▶ **Prompt**
Please restate the records that follow word for word, omitting any images.

--- START ---

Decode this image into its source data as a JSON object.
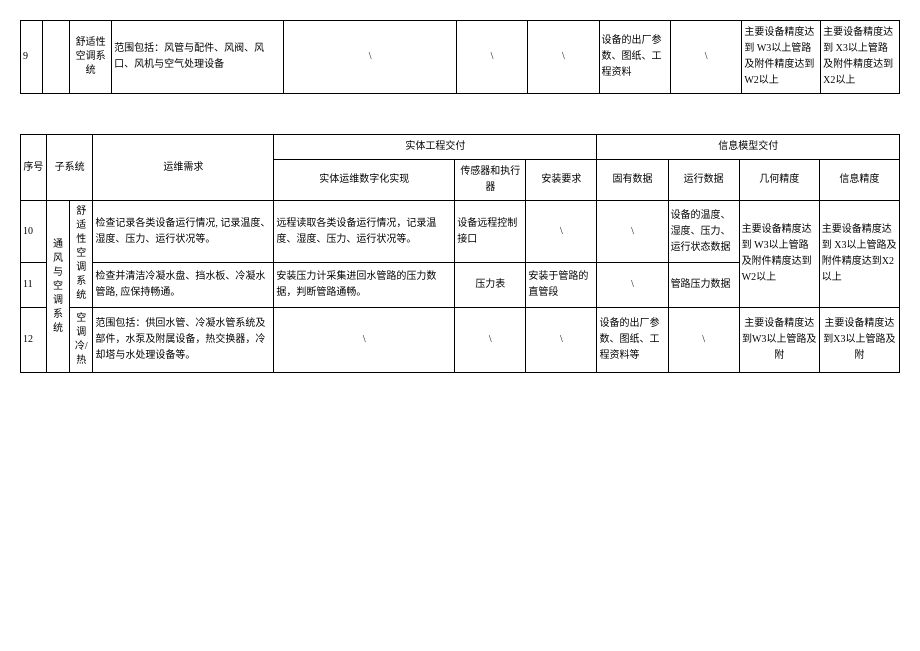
{
  "table1": {
    "row9": {
      "seq": "9",
      "sub2": "舒适性空调系统",
      "ywxq": "范围包括：风管与配件、风阀、风口、风机与空气处理设备",
      "sstx": "\\",
      "cgq": "\\",
      "azyq": "\\",
      "gysj": "设备的出厂参数、图纸、工程资料",
      "yxsj": "\\",
      "jhjd": "主要设备精度达到\nW3以上管路及附件精度达到W2以上",
      "xxjd": "主要设备精度达到\nX3以上管路及附件精度达到X2以上"
    }
  },
  "table2": {
    "headers": {
      "seq": "序号",
      "subsys": "子系统",
      "ywxq": "运维需求",
      "stgcjf": "实体工程交付",
      "sstx": "实体运维数字化实现",
      "cgq": "传感器和执行器",
      "azyq": "安装要求",
      "xxmxjf": "信息模型交付",
      "gysj": "固有数据",
      "yxsj": "运行数据",
      "jhjd": "几何精度",
      "xxjd": "信息精度"
    },
    "parent": "通风与空调系统",
    "sub_a": "舒适性空调系统",
    "sub_b": "空调冷/热",
    "row10": {
      "seq": "10",
      "ywxq": "检查记录各类设备运行情况, 记录温度、湿度、压力、运行状况等。",
      "sstx": "远程读取各类设备运行情况，记录温度、湿度、压力、运行状况等。",
      "cgq": "设备远程控制接口",
      "azyq": "\\",
      "gysj": "\\",
      "yxsj": "设备的温度、湿度、压力、运行状态数据",
      "jhjd_a": "主要设备精度达到\nW3以上管路及附件精度达到W2以上",
      "xxjd_a": "主要设备精度达到\nX3以上管路及附件精度达到X2以上"
    },
    "row11": {
      "seq": "11",
      "ywxq": "检查并清洁冷凝水盘、挡水板、冷凝水管路, 应保持畅通。",
      "sstx": "安装压力计采集进回水管路的压力数据，判断管路通畅。",
      "cgq": "压力表",
      "azyq": "安装于管路的直管段",
      "gysj": "\\",
      "yxsj": "管路压力数据"
    },
    "row12": {
      "seq": "12",
      "ywxq": "范围包括：供回水管、冷凝水管系统及部件，水泵及附属设备，热交换器，冷却塔与水处理设备等。",
      "sstx": "\\",
      "cgq": "\\",
      "azyq": "\\",
      "gysj": "设备的出厂参数、图纸、工程资料等",
      "yxsj": "\\",
      "jhjd": "主要设备精度达到W3以上管路及附",
      "xxjd": "主要设备精度达到X3以上管路及附"
    }
  }
}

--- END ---

▶ **Task answer**
Decode this image into its source data as a JSON object.
{
  "table1": {
    "row9": {
      "seq": "9",
      "sub2": "舒适性空调系统",
      "ywxq": "范围包括：风管与配件、风阀、风口、风机与空气处理设备",
      "sstx": "\\",
      "cgq": "\\",
      "azyq": "\\",
      "gysj": "设备的出厂参数、图纸、工程资料",
      "yxsj": "\\",
      "jhjd": "主要设备精度达到\nW3以上管路及附件精度达到W2以上",
      "xxjd": "主要设备精度达到\nX3以上管路及附件精度达到X2以上"
    }
  },
  "table2": {
    "headers": {
      "seq": "序号",
      "subsys": "子系统",
      "ywxq": "运维需求",
      "stgcjf": "实体工程交付",
      "sstx": "实体运维数字化实现",
      "cgq": "传感器和执行器",
      "azyq": "安装要求",
      "xxmxjf": "信息模型交付",
      "gysj": "固有数据",
      "yxsj": "运行数据",
      "jhjd": "几何精度",
      "xxjd": "信息精度"
    },
    "parent": "通风与空调系统",
    "sub_a": "舒适性空调系统",
    "sub_b": "空调冷/热",
    "row10": {
      "seq": "10",
      "ywxq": "检查记录各类设备运行情况, 记录温度、湿度、压力、运行状况等。",
      "sstx": "远程读取各类设备运行情况，记录温度、湿度、压力、运行状况等。",
      "cgq": "设备远程控制接口",
      "azyq": "\\",
      "gysj": "\\",
      "yxsj": "设备的温度、湿度、压力、运行状态数据",
      "jhjd_a": "主要设备精度达到\nW3以上管路及附件精度达到W2以上",
      "xxjd_a": "主要设备精度达到\nX3以上管路及附件精度达到X2以上"
    },
    "row11": {
      "seq": "11",
      "ywxq": "检查并清洁冷凝水盘、挡水板、冷凝水管路, 应保持畅通。",
      "sstx": "安装压力计采集进回水管路的压力数据，判断管路通畅。",
      "cgq": "压力表",
      "azyq": "安装于管路的直管段",
      "gysj": "\\",
      "yxsj": "管路压力数据"
    },
    "row12": {
      "seq": "12",
      "ywxq": "范围包括：供回水管、冷凝水管系统及部件，水泵及附属设备，热交换器，冷却塔与水处理设备等。",
      "sstx": "\\",
      "cgq": "\\",
      "azyq": "\\",
      "gysj": "设备的出厂参数、图纸、工程资料等",
      "yxsj": "\\",
      "jhjd": "主要设备精度达到W3以上管路及附",
      "xxjd": "主要设备精度达到X3以上管路及附"
    }
  }
}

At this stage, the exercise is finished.